Off to the AP reading
I leave Monday morning for Fort Collins, Colorado, where I'll be a table leader for the 2009 AP physics reading.
No, there's no use offering me a bribe to give a few extra points to your class (though every year some overly optomistic student encloses a buck in his or her test). I won't even know who your students are; and with ten or so readers on each problem, there's only a small chance that I, personally, will even be the one grading any of your school's tests.
I'll spend the first couple of days developing the rubric to problem 2 on the physics B exam. That's the one with two charges hanging from strings. I have a preliminary idea in my head of how to distribute the 10 available points. Tuesday I'll have a day-long conversation with my partner -- Denver-area teacher Briant McKellips, whom I've graded with for nigh on six years, now -- to mesh our ideas together. Then we'll go through a few hundred tests to try out our rubric, and adjust it where necessary. On Wednesday we have to defend our rubric in front of 20-odd table leaders, who are collegial, friendly, and merciless in physics arguments. Wednesday's discussions are the primary manner in which we ensure that the grading standards for each problem are of the highest quality.

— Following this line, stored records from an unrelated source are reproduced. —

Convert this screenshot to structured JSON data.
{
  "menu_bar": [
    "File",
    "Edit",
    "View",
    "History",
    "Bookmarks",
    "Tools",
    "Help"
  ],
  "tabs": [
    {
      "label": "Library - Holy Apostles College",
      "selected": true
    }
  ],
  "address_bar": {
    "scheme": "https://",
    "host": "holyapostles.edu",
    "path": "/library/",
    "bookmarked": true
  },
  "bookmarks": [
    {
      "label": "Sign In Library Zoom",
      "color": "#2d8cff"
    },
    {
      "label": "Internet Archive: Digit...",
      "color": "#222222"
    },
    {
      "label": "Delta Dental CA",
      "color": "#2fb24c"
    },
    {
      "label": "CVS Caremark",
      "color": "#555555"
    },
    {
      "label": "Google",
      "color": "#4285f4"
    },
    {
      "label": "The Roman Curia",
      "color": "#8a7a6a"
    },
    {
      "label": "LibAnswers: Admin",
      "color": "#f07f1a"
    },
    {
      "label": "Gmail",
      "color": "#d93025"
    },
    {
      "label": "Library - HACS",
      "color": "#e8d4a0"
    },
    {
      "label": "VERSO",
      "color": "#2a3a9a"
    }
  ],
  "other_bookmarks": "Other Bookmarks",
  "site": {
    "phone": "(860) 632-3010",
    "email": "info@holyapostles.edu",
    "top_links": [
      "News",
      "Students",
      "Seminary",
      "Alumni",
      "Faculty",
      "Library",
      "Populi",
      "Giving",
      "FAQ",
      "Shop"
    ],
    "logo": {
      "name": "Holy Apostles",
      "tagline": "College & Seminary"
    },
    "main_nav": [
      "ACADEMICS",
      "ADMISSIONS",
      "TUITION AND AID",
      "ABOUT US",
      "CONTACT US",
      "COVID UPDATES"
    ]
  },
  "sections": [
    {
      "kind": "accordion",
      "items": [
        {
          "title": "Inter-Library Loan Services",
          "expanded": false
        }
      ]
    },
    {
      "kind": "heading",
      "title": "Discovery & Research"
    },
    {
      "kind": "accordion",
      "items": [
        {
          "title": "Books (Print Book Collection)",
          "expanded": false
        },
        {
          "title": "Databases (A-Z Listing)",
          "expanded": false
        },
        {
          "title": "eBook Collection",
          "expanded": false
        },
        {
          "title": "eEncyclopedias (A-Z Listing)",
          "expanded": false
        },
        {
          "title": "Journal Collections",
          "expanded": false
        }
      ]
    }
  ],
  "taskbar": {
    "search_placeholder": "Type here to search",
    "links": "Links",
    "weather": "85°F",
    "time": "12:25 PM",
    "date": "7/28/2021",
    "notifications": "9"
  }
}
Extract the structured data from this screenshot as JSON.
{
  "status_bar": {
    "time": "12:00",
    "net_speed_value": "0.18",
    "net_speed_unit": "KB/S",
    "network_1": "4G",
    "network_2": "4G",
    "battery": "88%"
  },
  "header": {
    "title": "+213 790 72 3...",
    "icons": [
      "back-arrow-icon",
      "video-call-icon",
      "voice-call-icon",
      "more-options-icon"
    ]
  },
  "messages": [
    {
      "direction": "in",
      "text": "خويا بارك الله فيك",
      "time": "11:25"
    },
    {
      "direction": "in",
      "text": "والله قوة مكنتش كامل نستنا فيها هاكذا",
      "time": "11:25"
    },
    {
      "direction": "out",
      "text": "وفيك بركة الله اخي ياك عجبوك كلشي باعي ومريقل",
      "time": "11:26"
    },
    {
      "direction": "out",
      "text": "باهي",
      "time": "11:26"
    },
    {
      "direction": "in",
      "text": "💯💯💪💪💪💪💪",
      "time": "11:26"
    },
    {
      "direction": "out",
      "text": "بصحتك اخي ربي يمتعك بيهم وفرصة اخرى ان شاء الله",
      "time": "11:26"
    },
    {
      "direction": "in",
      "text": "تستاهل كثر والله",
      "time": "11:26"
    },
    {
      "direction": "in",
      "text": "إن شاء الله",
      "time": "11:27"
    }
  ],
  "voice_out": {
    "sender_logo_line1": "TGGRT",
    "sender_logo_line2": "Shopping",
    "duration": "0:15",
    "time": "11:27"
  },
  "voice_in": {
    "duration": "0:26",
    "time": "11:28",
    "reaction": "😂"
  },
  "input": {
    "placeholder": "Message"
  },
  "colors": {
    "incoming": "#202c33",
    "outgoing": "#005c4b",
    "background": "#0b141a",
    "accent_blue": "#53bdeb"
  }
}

I'll write several times from the reading, but not to dish College Board dirt. You won't hear how awful the Chief Reader is -- primarily because Chief Reader Bill Ingham, of James Madison University, is one of the most awesome people in the universe. You won't hear specific stupidicisms that I read on the exams, either -- I've only once encountered a truly clever and original non-physics item on an AP test. You can generally read better teachery humor at random internet sites.
What you might hear are summaries of the great shop talk that takes place at the reading. I spend ten evenings or so gabbing about physics teaching, absorbing ideas from the best physics teachers in the country. The Reading is the best professional development I've ever been to. Even though this is my tenth reading, I have never failed to learn something new.
For now, though, wish me luck in the monstrosity that is the country's air transportation network. For conversation at the first night of the reading tradionally consists of complaints and bitter war stories of everyone's adventures getting to Fort Collins.